(Dataset rows describing interfaces)
>>
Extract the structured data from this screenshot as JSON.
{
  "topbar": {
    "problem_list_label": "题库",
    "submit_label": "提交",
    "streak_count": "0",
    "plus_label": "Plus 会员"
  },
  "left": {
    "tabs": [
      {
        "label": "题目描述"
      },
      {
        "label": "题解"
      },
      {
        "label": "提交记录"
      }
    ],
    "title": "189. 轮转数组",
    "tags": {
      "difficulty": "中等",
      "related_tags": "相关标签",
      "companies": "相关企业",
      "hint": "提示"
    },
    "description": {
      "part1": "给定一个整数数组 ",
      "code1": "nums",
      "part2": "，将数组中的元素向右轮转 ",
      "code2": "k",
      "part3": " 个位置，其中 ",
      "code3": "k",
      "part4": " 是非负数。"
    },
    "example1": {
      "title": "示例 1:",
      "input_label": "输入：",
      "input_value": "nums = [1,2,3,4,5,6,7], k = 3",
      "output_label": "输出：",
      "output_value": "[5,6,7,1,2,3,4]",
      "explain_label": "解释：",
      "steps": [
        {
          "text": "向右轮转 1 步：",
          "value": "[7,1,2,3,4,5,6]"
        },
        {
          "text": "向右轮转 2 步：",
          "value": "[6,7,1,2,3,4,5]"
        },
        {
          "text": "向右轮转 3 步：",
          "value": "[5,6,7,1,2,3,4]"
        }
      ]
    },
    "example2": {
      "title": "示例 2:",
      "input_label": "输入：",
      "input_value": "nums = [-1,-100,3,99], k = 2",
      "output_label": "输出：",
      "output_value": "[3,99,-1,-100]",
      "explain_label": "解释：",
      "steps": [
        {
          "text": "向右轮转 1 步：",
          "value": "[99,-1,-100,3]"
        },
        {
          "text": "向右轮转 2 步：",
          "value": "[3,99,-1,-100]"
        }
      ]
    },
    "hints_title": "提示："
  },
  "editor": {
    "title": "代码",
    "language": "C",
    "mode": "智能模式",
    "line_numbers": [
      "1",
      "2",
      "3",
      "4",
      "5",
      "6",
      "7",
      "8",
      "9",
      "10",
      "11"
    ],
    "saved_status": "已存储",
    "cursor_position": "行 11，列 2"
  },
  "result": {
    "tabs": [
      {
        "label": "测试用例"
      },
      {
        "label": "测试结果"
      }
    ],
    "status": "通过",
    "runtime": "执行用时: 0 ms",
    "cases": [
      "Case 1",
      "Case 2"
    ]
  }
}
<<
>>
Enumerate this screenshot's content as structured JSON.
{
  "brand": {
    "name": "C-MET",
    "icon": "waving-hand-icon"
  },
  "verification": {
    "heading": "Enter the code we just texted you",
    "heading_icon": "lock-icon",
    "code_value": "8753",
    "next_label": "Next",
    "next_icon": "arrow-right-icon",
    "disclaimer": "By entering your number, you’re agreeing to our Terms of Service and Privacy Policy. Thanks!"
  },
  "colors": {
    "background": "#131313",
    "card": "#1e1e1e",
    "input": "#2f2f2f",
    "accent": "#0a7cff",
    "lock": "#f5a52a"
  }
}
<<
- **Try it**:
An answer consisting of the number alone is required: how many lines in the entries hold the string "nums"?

- **Answer**:
3